Going easy on memory bandwidth is smart, since GM107 exposes a pair of 64-bit memory controllers to which 1 or 2 GB of 1350 MHz GDDR5 DRAM is attached. Peak throughput is, interestingly, exactly what we got from GeForce GTX 650 Ti: 86.4 GB/s. The memory is feeding fewer CUDA cores, but they’re managed more efficiently. So, the big L2 is supposed to play an instrumental role in preventing a bottleneck. 

Indeed, a look at global in-page random cache latencies helps illustrate how Maxwell's memory hierarchy keeps the GPU busy more consistently.

Beyond the pieces of GM107 devoted to gaming and compute tasks, Nvidia also says it improved the fixed-function NVEnc block. That’s the bit of logic responsible for letting ShadowPlay encode your frag fest with minimal performance impact. It’s what enables streaming to the Shield. And it accelerates a few transcoding apps to get big movies onto your portable devices quickly. Whereas Kepler was capable of encoding H.264-based content ~4x faster than real-time, Maxwell purportedly achieves 6-8x real-time. H.264 decode performance is said to be eight to 10 times quicker than it was before, also. Nvidia achieves those gains, it says, by simply speeding up the fixed-function blocks.

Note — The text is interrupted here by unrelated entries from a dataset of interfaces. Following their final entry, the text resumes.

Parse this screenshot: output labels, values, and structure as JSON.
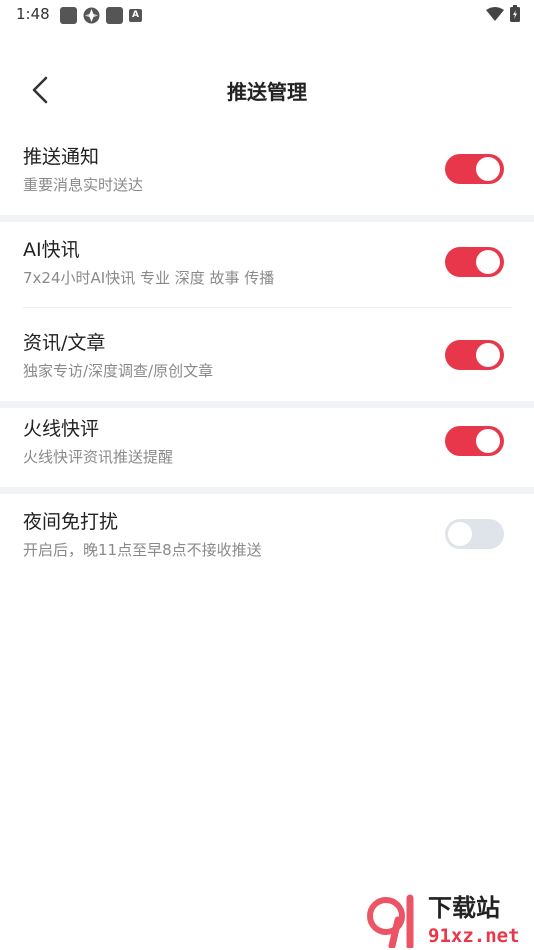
{
  "status_bar": {
    "time": "1:48",
    "badge_letter": "A"
  },
  "header": {
    "title": "推送管理"
  },
  "settings": [
    {
      "title": "推送通知",
      "subtitle": "重要消息实时送达",
      "enabled": true
    },
    {
      "title": "AI快讯",
      "subtitle": "7x24小时AI快讯 专业 深度 故事 传播",
      "enabled": true
    },
    {
      "title": "资讯/文章",
      "subtitle": "独家专访/深度调查/原创文章",
      "enabled": true
    },
    {
      "title": "火线快评",
      "subtitle": "火线快评资讯推送提醒",
      "enabled": true
    },
    {
      "title": "夜间免打扰",
      "subtitle": "开启后，晚11点至早8点不接收推送",
      "enabled": false
    }
  ],
  "watermark": {
    "brand": "下载站",
    "url": "91xz.net"
  },
  "colors": {
    "accent": "#e8374a",
    "toggle_off": "#dfe4ea",
    "section_gap": "#f1f3f6"
  }
}
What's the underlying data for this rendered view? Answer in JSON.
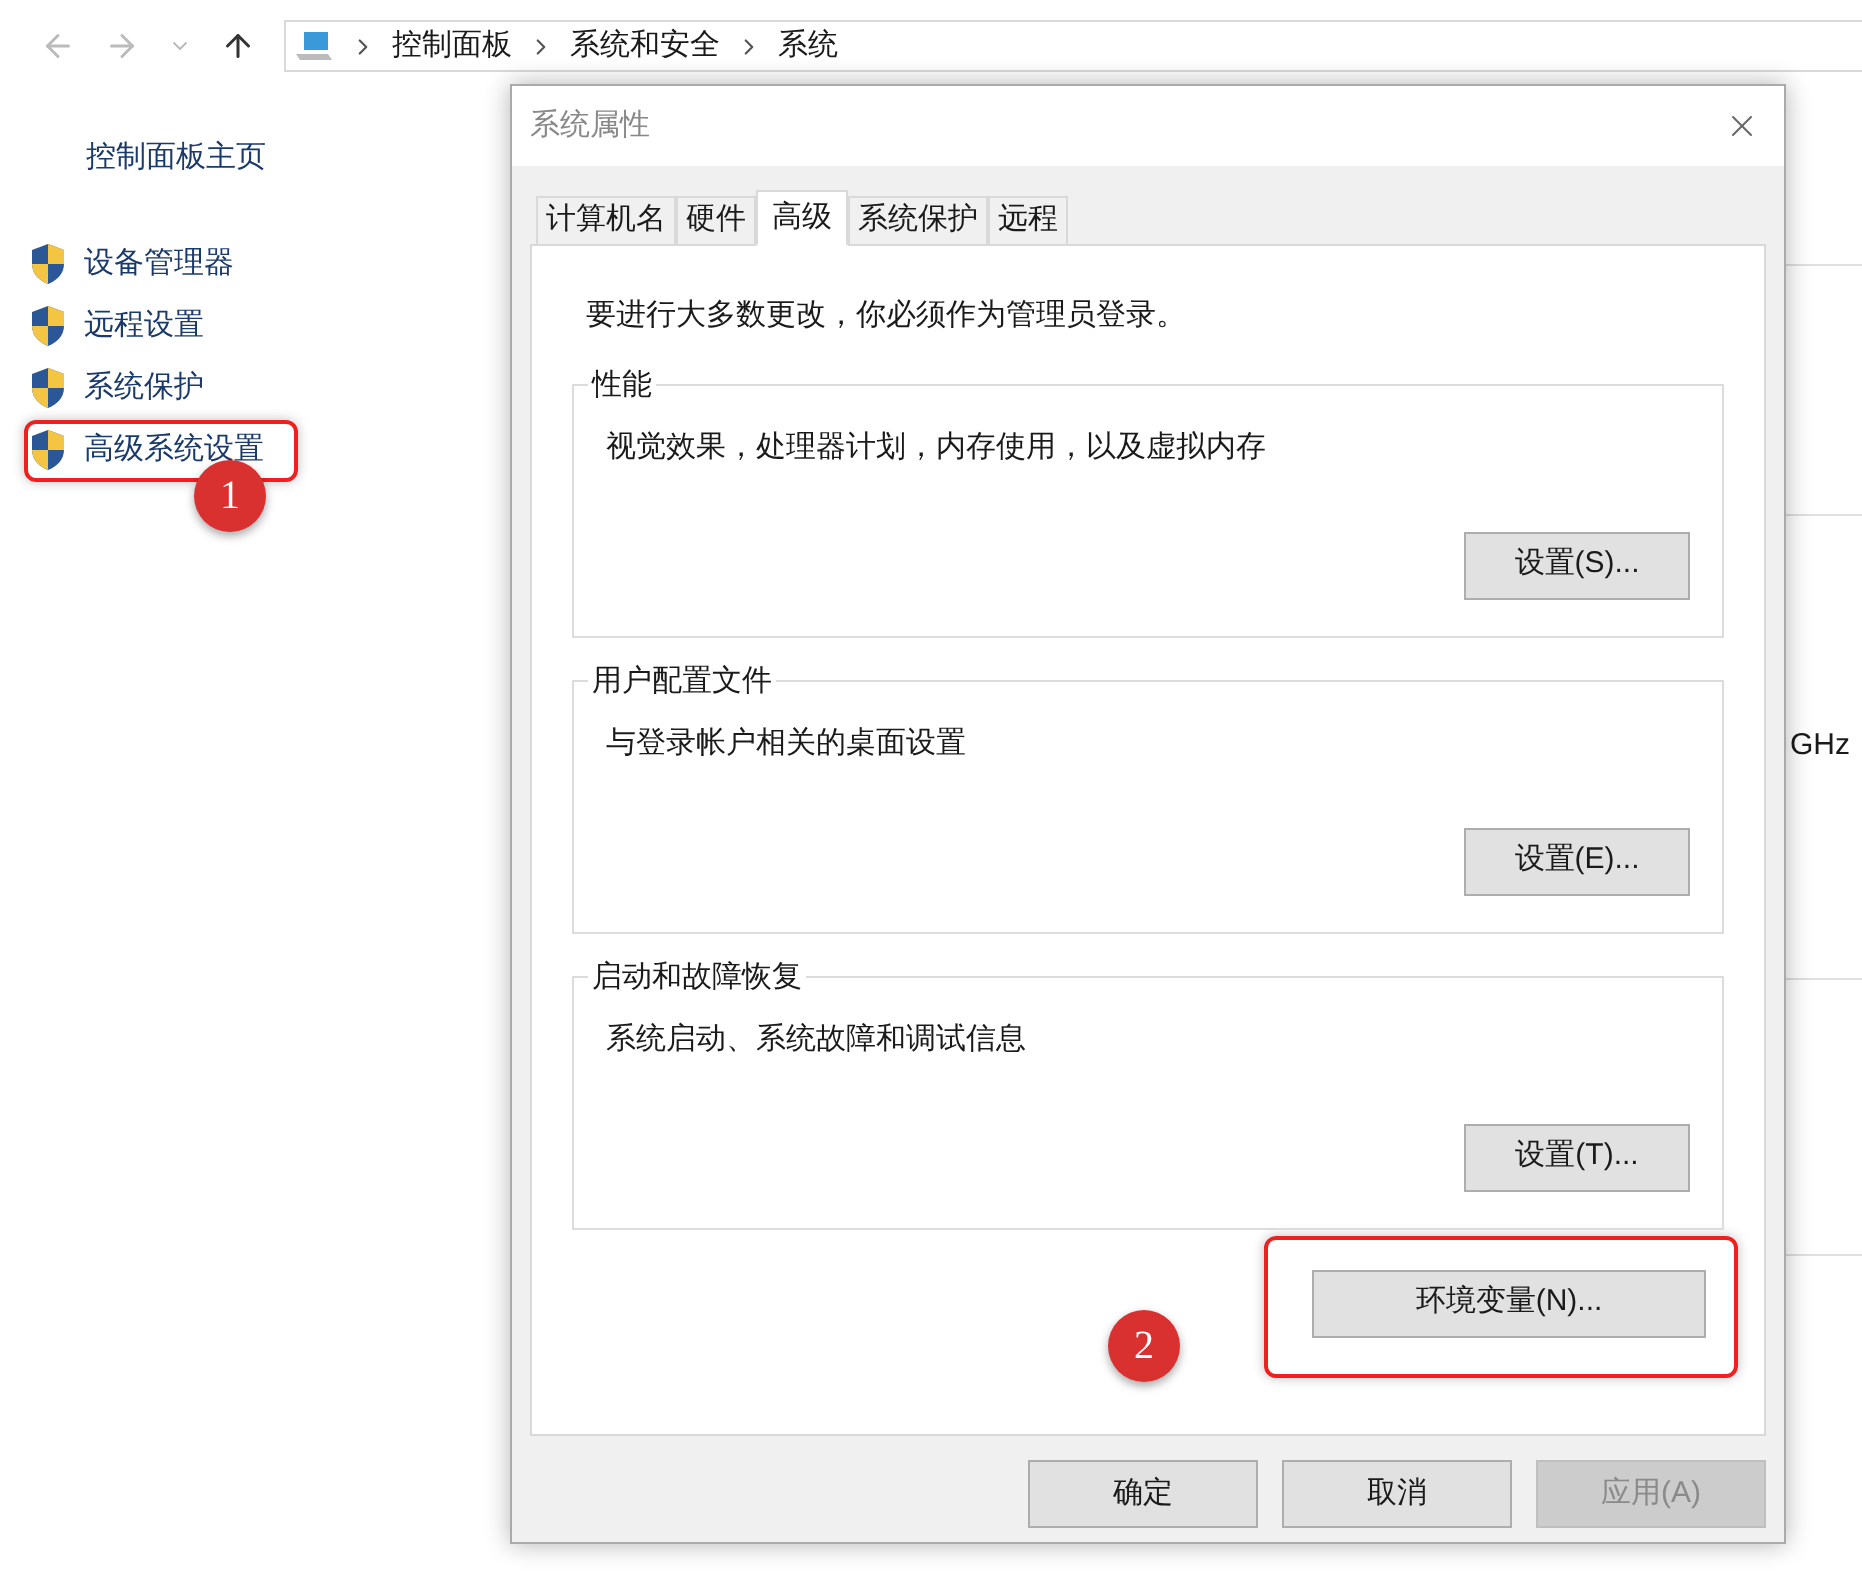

GeForce GTX 650GeForce GTX 650 Ti
GeForce GTX 750 Ti
GeForce GTX 660
Shader Cores
Texture Units
ROP Units
Process Node
28 nm
28 nm28 nm
28 nm
Core/Boost Clock
1058 MHz
925 MHz1020 /1085 MHz
980 / 1033 MHz
Memory Clock
1250 MHz
1350 MHz
1350 MHz
1502 MHz
Memory Bus
Memory Bandwidth
80 GB/s
86.4 GB/s86.4 GB/s
144.2 GB/s
Graphics RAM (GDDR5)
1 or 2 GB
 1 or 2 GB
1 or 2 GB
2 GB
Power Connectors
1 x 6-pin1 x 6-pin
1 x 6-pin
Maximum TDP
64 W
110 W
60 W
140 W
$130 (2 GB)
$150 (2 GB)$150 (2 GB)
$190 (2 GB)

All told, the GM107 GPU ends up with 1.87 billion transistors in a 148 mm² die. If you keep the comparison to GeForce GTX 650 Ti going, then the first Maxwell-based processor replaces GK106, which packs 2.54 billion transistors into a 221 mm² die. Before we get to our performance results, we have to assume Nvidia’s emphasis on efficiency is significant enough to let the company use less transistors on a smaller die, cut out a lot of CUDA cores and texture units, and still improve performance overall. At least, that’s what we’ll be looking for…

Alternatively, you can put GM107 up against the 1.3 billion-transistor, 118 mm² GK107, if your preference is a face-off of thermal ceilings. In that case, the Maxwell-based processor is more complex, larger, significantly faster, and yet it should still use less power.